*Task input*:
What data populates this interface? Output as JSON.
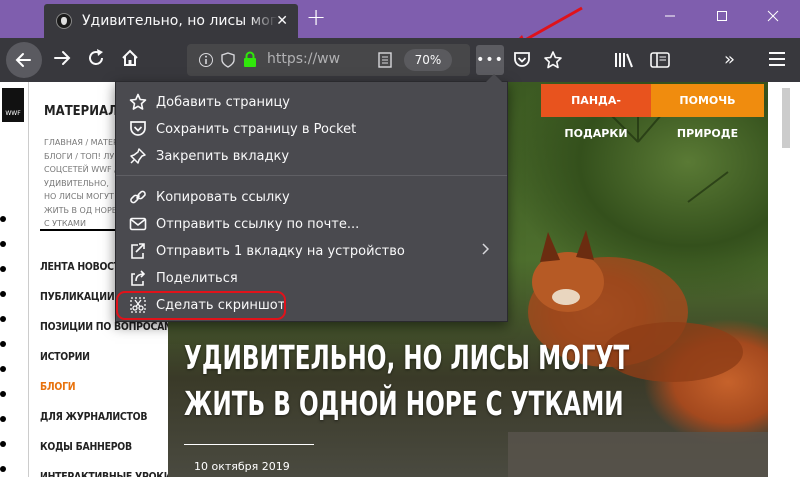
{
  "browser": {
    "tab_title": "Удивительно, но лисы могут",
    "new_tab": "+",
    "url": "https://ww",
    "zoom": "70%"
  },
  "popup": {
    "items": [
      {
        "label": "Добавить страницу",
        "icon": "star-outline-icon"
      },
      {
        "label": "Сохранить страницу в Pocket",
        "icon": "pocket-icon"
      },
      {
        "label": "Закрепить вкладку",
        "icon": "pin-icon"
      },
      {
        "label": "Копировать ссылку",
        "icon": "link-icon"
      },
      {
        "label": "Отправить ссылку по почте...",
        "icon": "mail-icon"
      },
      {
        "label": "Отправить 1 вкладку на устройство",
        "icon": "send-tab-icon"
      },
      {
        "label": "Поделиться",
        "icon": "share-icon"
      },
      {
        "label": "Сделать скриншот",
        "icon": "screenshot-icon"
      }
    ]
  },
  "page": {
    "wwf_logo": "WWF",
    "section_title": "МАТЕРИАЛ",
    "breadcrumb": "ГЛАВНАЯ / МАТЕР БЛОГИ / ТОП! ЛУ СОЦСЕТЕЙ WWF / УДИВИТЕЛЬНО, НО ЛИСЫ МОГУТ ЖИТЬ В ОД НОРЕ С УТКАМИ",
    "menu": [
      {
        "label": "ЛЕНТА НОВОСТЕЙ",
        "active": false
      },
      {
        "label": "ПУБЛИКАЦИИ",
        "active": false
      },
      {
        "label": "ПОЗИЦИИ ПО ВОПРОСАМ",
        "active": false
      },
      {
        "label": "ИСТОРИИ",
        "active": false
      },
      {
        "label": "БЛОГИ",
        "active": true
      },
      {
        "label": "ДЛЯ ЖУРНАЛИСТОВ",
        "active": false
      },
      {
        "label": "КОДЫ БАННЕРОВ",
        "active": false
      },
      {
        "label": "ИНТЕРАКТИВНЫЕ УРОКИ",
        "active": false
      }
    ],
    "btn_gifts": "ПАНДА-ПОДАРКИ",
    "btn_help": "ПОМОЧЬ ПРИРОДЕ",
    "hero_title": "Удивительно, но лисы могут жить в одной норе с утками",
    "date": "10 октября 2019"
  },
  "colors": {
    "titlebar": "#7f5eae",
    "toolbar": "#38383d",
    "gifts": "#e8531e",
    "help": "#f08c0e",
    "highlight": "#e0121a",
    "active_menu": "#e8730e"
  }
}
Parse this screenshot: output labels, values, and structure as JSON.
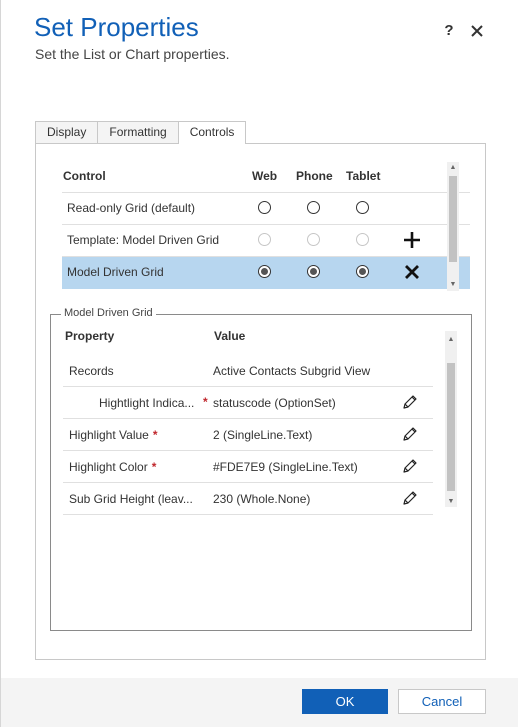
{
  "dialog": {
    "title": "Set Properties",
    "subtitle": "Set the List or Chart properties.",
    "help_label": "?"
  },
  "tabs": [
    {
      "label": "Display",
      "active": false
    },
    {
      "label": "Formatting",
      "active": false
    },
    {
      "label": "Controls",
      "active": true
    }
  ],
  "controls": {
    "headers": {
      "control": "Control",
      "web": "Web",
      "phone": "Phone",
      "tablet": "Tablet"
    },
    "rows": [
      {
        "label": "Read-only Grid (default)",
        "web": "unchecked",
        "phone": "unchecked",
        "tablet": "unchecked",
        "action": "none"
      },
      {
        "label": "Template: Model Driven Grid",
        "web": "disabled",
        "phone": "disabled",
        "tablet": "disabled",
        "action": "plus-icon"
      },
      {
        "label": "Model Driven Grid",
        "web": "checked",
        "phone": "checked",
        "tablet": "checked",
        "action": "x-icon",
        "selected": true
      }
    ]
  },
  "properties": {
    "group_title": "Model Driven Grid",
    "headers": {
      "property": "Property",
      "value": "Value"
    },
    "rows": [
      {
        "label": "Records",
        "value": "Active Contacts Subgrid View",
        "required": false,
        "editable": false
      },
      {
        "label": "Hightlight Indica...",
        "value": "statuscode (OptionSet)",
        "required": true,
        "editable": true
      },
      {
        "label": "Highlight Value",
        "value": "2 (SingleLine.Text)",
        "required": true,
        "editable": true
      },
      {
        "label": "Highlight Color",
        "value": "#FDE7E9 (SingleLine.Text)",
        "required": true,
        "editable": true
      },
      {
        "label": "Sub Grid Height (leav...",
        "value": "230 (Whole.None)",
        "required": false,
        "editable": true
      }
    ],
    "required_mark": "*"
  },
  "footer": {
    "ok_label": "OK",
    "cancel_label": "Cancel"
  },
  "colors": {
    "accent": "#1160b7",
    "selected_row": "#b7d6ef",
    "required": "#c0272d"
  }
}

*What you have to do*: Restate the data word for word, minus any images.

*Problem solution*:
What data populates this interface? Output as JSON.
{
  "browser": {
    "tab_title": "Удивительно, но лисы могут",
    "new_tab": "+",
    "url": "https://ww",
    "zoom": "70%"
  },
  "popup": {
    "items": [
      {
        "label": "Добавить страницу",
        "icon": "star-outline-icon"
      },
      {
        "label": "Сохранить страницу в Pocket",
        "icon": "pocket-icon"
      },
      {
        "label": "Закрепить вкладку",
        "icon": "pin-icon"
      },
      {
        "label": "Копировать ссылку",
        "icon": "link-icon"
      },
      {
        "label": "Отправить ссылку по почте...",
        "icon": "mail-icon"
      },
      {
        "label": "Отправить 1 вкладку на устройство",
        "icon": "send-tab-icon"
      },
      {
        "label": "Поделиться",
        "icon": "share-icon"
      },
      {
        "label": "Сделать скриншот",
        "icon": "screenshot-icon"
      }
    ]
  },
  "page": {
    "wwf_logo": "WWF",
    "section_title": "МАТЕРИАЛ",
    "breadcrumb": "ГЛАВНАЯ / МАТЕР БЛОГИ / ТОП! ЛУ СОЦСЕТЕЙ WWF / УДИВИТЕЛЬНО, НО ЛИСЫ МОГУТ ЖИТЬ В ОД НОРЕ С УТКАМИ",
    "menu": [
      {
        "label": "ЛЕНТА НОВОСТЕЙ",
        "active": false
      },
      {
        "label": "ПУБЛИКАЦИИ",
        "active": false
      },
      {
        "label": "ПОЗИЦИИ ПО ВОПРОСАМ",
        "active": false
      },
      {
        "label": "ИСТОРИИ",
        "active": false
      },
      {
        "label": "БЛОГИ",
        "active": true
      },
      {
        "label": "ДЛЯ ЖУРНАЛИСТОВ",
        "active": false
      },
      {
        "label": "КОДЫ БАННЕРОВ",
        "active": false
      },
      {
        "label": "ИНТЕРАКТИВНЫЕ УРОКИ",
        "active": false
      }
    ],
    "btn_gifts": "ПАНДА-ПОДАРКИ",
    "btn_help": "ПОМОЧЬ ПРИРОДЕ",
    "hero_title": "Удивительно, но лисы могут жить в одной норе с утками",
    "date": "10 октября 2019"
  },
  "colors": {
    "titlebar": "#7f5eae",
    "toolbar": "#38383d",
    "gifts": "#e8531e",
    "help": "#f08c0e",
    "highlight": "#e0121a",
    "active_menu": "#e8730e"
  }
}
Parse this screenshot: output labels, values, and structure as JSON.
{
  "dialog": {
    "title": "Set Properties",
    "subtitle": "Set the List or Chart properties.",
    "help_label": "?"
  },
  "tabs": [
    {
      "label": "Display",
      "active": false
    },
    {
      "label": "Formatting",
      "active": false
    },
    {
      "label": "Controls",
      "active": true
    }
  ],
  "controls": {
    "headers": {
      "control": "Control",
      "web": "Web",
      "phone": "Phone",
      "tablet": "Tablet"
    },
    "rows": [
      {
        "label": "Read-only Grid (default)",
        "web": "unchecked",
        "phone": "unchecked",
        "tablet": "unchecked",
        "action": "none"
      },
      {
        "label": "Template: Model Driven Grid",
        "web": "disabled",
        "phone": "disabled",
        "tablet": "disabled",
        "action": "plus-icon"
      },
      {
        "label": "Model Driven Grid",
        "web": "checked",
        "phone": "checked",
        "tablet": "checked",
        "action": "x-icon",
        "selected": true
      }
    ]
  },
  "properties": {
    "group_title": "Model Driven Grid",
    "headers": {
      "property": "Property",
      "value": "Value"
    },
    "rows": [
      {
        "label": "Records",
        "value": "Active Contacts Subgrid View",
        "required": false,
        "editable": false
      },
      {
        "label": "Hightlight Indica...",
        "value": "statuscode (OptionSet)",
        "required": true,
        "editable": true
      },
      {
        "label": "Highlight Value",
        "value": "2 (SingleLine.Text)",
        "required": true,
        "editable": true
      },
      {
        "label": "Highlight Color",
        "value": "#FDE7E9 (SingleLine.Text)",
        "required": true,
        "editable": true
      },
      {
        "label": "Sub Grid Height (leav...",
        "value": "230 (Whole.None)",
        "required": false,
        "editable": true
      }
    ],
    "required_mark": "*"
  },
  "footer": {
    "ok_label": "OK",
    "cancel_label": "Cancel"
  },
  "colors": {
    "accent": "#1160b7",
    "selected_row": "#b7d6ef",
    "required": "#c0272d"
  }
}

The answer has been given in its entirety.